In late 1962, Shell Oil Co.'s construction-design group undertook a program directed toward the application of digital computer programs to offshore structure design. This paper describes the experience of the construction-design group since that time with writing and applying digital computer programs to the analysis and design of offshore structures.
This section will present some background on and insight into digital computers and computer programming for use in design work. Much of the information presented will be "old hat" to those involved in programing or program applications, but it is presented to acquaint those with an interest in technical programming or engineering design utilizing computers with these concepts.
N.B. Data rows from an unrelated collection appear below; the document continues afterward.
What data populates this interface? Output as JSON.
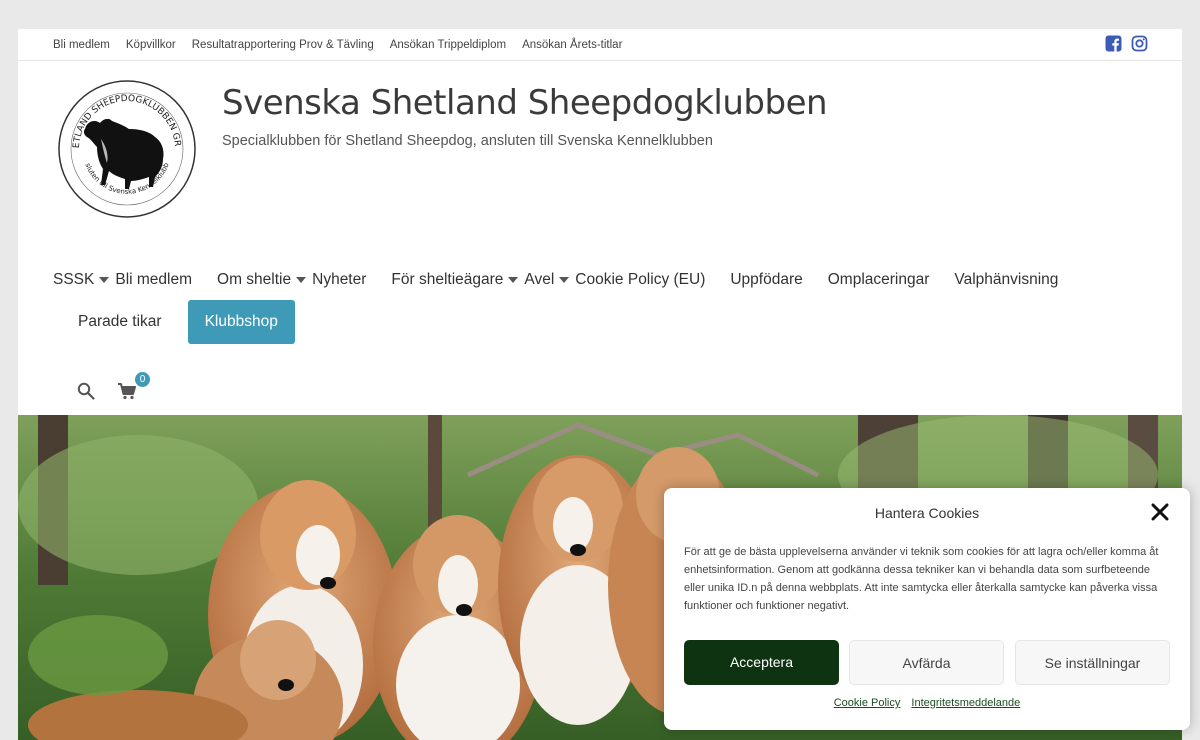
{
  "topbar": {
    "links": [
      "Bli medlem",
      "Köpvillkor",
      "Resultatrapportering Prov & Tävling",
      "Ansökan Trippeldiplom",
      "Ansökan Årets-titlar"
    ],
    "social": [
      "facebook-icon",
      "instagram-icon"
    ]
  },
  "header": {
    "title": "Svenska Shetland Sheepdogklubben",
    "tagline": "Specialklubben för Shetland Sheepdog, ansluten till Svenska Kennelklubben",
    "logo_text_top": "SVENSKA SHETLAND SHEEPDOGKLUBBEN GRUNDAD 1967",
    "logo_text_bottom": "Ansluten till Svenska Kennelklubben"
  },
  "nav": {
    "items": [
      {
        "label": "SSSK",
        "caret": true
      },
      {
        "label": "Bli medlem",
        "caret": false
      },
      {
        "label": "Om sheltie",
        "caret": true
      },
      {
        "label": "Nyheter",
        "caret": false
      },
      {
        "label": "För sheltieägare",
        "caret": true
      },
      {
        "label": "Avel",
        "caret": true
      },
      {
        "label": "Cookie Policy (EU)",
        "caret": false
      },
      {
        "label": "Uppfödare",
        "caret": false
      },
      {
        "label": "Omplaceringar",
        "caret": false
      },
      {
        "label": "Valphänvisning",
        "caret": false
      }
    ],
    "row2": {
      "parade": "Parade tikar",
      "shop": "Klubbshop"
    },
    "cart_count": "0"
  },
  "cookie": {
    "title": "Hantera Cookies",
    "text": "För att ge de bästa upplevelserna använder vi teknik som cookies för att lagra och/eller komma åt enhetsinformation. Genom att godkänna dessa tekniker kan vi behandla data som surfbeteende eller unika ID.n på denna webbplats. Att inte samtycka eller återkalla samtycke kan påverka vissa funktioner och funktioner negativt.",
    "accept": "Acceptera",
    "deny": "Avfärda",
    "prefs": "Se inställningar",
    "link_policy": "Cookie Policy",
    "link_privacy": "Integritetsmeddelande"
  },
  "colors": {
    "accent": "#3f9ab8",
    "accept_bg": "#0e3311"
  }
}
A good analogy can be drawn between the common desk calculator and a digital computer. The desk calculator will receive instructions from an operator, carry out arithmetical operations and hold or accumulate numbers in different registers. The computer is able to do these same operations much faster and with much greater accuracy, but the basic difference is that the computer can be given a set of instructions, or programmed, to carry out a sequence of operations. This would be similar to the desk calculator with an operator who does only what he is instructed to do according to some prescribed sequence of instructions. The desk calculator operator must take the numbers to be operated on from a computation sheet, perform the indicated operations listed on an instruction sheet., and write the results on a computation sheet. These operations basically define the functions of the essential components of a digital computer: